Continuing the Battle
Lobbying is not in and of itself dishonorable. It is a way for a particular interest group to get lawmakers' attention on the differing perpsectives on an issue being considered. The dishonorable part comes when money and special benefits like lunch, or trips abroad, or the use of corporate jets get exchanged for votes. Nancy Pelosi has promised to get tough on such practices and to get new House Rules into effect which will put teeth into that promise.
I am frequently embarrassed by the depths of my naivete, and this is one of those times. Today's Washington Post indicates that K Street has no intention of losing its yank in Congress, and the lobbying industry has not only come up with new ways to get their way, they have found the pols to play along.
The Democrats' takeover of Congress this month has turned official Washington upside down.
Labor and environmental representatives, once also-rans in congressional influence, are meeting frequently with Capitol Hill's incoming Democratic leaders. Corporations that once boasted about their Republican ties are busily hiring Democratic lobbyists. And industries worried about reprisals from the new Democrats-in-charge, especially the pharmaceutical industry, are sending out woe-is-me memos and hoping their GOP connections will protect them in the crunch.
...In addition, in a move that is raising ethical questions, some Democratic lobbyists are planning to take congressional staff jobs, attracted by the chance to wield real clout. [Emphasis added]
How canny is that? If the appointment calendars are closed to lobbyists, then placing someone on the inside should get the job done just as effectively at a lower cost, since these one-time lobbyists are obviously taking a cut in pay.
Despite this focus on gaining access to authority, Democratic congressional leaders have expressed disdain for their predecessors' fealty to "special interests." That is why they are planning an elaborate assault on lobbyists during their first week in session.
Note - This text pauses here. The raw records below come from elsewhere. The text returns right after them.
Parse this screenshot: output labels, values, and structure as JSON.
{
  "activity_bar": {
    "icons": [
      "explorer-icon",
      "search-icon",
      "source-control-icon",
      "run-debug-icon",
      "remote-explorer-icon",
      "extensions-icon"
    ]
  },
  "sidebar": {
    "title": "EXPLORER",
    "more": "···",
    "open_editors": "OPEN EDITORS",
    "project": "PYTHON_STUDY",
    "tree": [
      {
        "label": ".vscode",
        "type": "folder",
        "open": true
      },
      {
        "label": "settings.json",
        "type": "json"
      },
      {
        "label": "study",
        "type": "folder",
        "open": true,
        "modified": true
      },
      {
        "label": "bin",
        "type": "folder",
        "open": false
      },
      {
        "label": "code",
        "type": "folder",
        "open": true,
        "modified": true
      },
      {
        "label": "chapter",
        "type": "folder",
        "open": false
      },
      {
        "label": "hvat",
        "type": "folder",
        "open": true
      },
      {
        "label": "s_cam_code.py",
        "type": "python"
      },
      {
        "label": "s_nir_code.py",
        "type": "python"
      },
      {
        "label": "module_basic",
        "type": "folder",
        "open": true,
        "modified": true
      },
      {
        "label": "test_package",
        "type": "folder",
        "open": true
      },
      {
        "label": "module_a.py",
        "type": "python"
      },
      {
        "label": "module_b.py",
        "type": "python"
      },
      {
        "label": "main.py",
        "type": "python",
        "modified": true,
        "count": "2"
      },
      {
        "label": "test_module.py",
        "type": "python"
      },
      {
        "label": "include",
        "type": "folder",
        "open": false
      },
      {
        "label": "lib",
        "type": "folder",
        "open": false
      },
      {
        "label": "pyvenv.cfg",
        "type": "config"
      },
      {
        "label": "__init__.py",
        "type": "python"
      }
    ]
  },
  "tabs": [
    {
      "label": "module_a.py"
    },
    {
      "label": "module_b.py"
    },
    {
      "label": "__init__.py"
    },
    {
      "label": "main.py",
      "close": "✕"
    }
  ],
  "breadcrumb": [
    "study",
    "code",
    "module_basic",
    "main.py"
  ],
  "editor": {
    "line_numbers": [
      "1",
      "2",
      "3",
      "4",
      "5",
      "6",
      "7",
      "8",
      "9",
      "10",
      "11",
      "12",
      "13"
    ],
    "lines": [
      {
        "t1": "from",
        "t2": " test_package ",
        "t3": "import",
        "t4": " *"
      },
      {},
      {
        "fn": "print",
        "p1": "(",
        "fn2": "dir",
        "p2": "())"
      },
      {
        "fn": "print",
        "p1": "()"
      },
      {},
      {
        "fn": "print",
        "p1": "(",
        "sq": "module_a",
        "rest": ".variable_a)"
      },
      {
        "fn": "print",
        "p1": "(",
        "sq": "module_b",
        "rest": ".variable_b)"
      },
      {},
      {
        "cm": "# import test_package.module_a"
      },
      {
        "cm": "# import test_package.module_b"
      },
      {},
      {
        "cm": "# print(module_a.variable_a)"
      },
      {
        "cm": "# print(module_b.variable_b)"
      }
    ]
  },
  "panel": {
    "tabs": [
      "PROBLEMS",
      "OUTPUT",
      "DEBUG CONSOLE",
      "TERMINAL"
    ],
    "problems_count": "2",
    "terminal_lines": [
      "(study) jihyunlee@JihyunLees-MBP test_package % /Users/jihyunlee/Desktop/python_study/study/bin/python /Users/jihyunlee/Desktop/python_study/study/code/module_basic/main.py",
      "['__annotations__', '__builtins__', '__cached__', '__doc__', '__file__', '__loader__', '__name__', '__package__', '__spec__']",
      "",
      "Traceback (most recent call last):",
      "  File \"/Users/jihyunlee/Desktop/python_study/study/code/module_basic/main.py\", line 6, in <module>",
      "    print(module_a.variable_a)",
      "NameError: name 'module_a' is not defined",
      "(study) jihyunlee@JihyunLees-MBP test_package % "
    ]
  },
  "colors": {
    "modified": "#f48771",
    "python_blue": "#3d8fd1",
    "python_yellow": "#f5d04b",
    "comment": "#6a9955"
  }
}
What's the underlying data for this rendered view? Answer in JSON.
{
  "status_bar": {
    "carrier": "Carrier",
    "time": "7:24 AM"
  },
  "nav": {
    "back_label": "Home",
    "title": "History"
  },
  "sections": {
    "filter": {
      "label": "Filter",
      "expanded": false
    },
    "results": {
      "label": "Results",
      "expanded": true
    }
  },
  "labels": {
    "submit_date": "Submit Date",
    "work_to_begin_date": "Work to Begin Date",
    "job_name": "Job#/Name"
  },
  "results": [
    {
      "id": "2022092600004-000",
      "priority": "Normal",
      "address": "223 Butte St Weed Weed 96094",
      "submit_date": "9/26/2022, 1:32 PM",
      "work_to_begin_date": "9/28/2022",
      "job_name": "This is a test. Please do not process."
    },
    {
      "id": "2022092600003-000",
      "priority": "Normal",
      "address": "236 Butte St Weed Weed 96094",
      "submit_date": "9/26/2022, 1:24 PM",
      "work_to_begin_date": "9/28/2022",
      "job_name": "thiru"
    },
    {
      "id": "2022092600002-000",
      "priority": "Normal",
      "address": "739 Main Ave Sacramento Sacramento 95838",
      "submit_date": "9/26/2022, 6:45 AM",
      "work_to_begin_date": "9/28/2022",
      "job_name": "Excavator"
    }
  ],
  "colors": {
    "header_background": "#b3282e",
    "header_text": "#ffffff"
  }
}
Through changes in laws and in House rules, Democrats hope to ban lobbyist-provided gifts and travel to lawmakers and to create an Office of Public Integrity to oversee the disclosures that lobbyists must make about clients and fees.
All well and good, but I suggest the ethical concerns be broadened to include this latest end-around and any future attempts to circumvent the news laws and rules.
Labels: K Street